» **Problem**
Each line that includes the word "icon" should be copied from the records.
>>>>
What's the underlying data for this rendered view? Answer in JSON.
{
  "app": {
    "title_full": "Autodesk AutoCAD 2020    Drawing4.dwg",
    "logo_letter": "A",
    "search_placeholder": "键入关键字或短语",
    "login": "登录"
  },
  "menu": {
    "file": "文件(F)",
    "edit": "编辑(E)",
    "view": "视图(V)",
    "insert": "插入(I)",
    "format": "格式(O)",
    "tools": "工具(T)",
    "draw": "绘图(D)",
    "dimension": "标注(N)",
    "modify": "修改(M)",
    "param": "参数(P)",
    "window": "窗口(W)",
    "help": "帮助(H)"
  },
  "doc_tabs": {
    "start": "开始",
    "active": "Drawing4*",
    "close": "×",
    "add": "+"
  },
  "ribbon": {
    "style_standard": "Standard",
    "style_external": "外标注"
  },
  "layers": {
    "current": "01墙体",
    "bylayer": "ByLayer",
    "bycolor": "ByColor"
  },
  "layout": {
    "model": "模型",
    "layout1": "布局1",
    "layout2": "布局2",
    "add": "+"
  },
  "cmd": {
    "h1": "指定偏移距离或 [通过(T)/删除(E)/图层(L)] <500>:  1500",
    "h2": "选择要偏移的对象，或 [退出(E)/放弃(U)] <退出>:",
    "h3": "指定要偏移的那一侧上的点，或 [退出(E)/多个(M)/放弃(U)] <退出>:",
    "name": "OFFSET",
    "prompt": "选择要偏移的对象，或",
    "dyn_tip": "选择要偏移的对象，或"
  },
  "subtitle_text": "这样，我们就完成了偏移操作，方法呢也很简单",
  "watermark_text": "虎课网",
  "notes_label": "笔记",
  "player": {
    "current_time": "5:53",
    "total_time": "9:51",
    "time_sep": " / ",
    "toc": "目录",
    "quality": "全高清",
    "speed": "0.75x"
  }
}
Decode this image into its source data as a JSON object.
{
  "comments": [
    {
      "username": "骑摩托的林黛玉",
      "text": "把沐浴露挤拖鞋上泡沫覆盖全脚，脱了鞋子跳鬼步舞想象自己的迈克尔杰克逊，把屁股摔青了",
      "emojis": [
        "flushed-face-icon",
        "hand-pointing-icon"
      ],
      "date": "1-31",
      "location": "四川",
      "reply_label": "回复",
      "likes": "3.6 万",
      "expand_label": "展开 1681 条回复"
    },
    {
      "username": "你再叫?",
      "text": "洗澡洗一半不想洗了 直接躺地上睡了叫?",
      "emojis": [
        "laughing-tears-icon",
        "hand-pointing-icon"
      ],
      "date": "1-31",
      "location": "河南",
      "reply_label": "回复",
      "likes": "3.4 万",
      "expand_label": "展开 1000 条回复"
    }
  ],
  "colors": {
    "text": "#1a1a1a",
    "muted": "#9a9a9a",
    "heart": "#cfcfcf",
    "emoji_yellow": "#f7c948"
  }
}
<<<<
» **Response to the task**
        "flushed-face-icon",
        "hand-pointing-icon"
        "laughing-tears-icon",
        "hand-pointing-icon"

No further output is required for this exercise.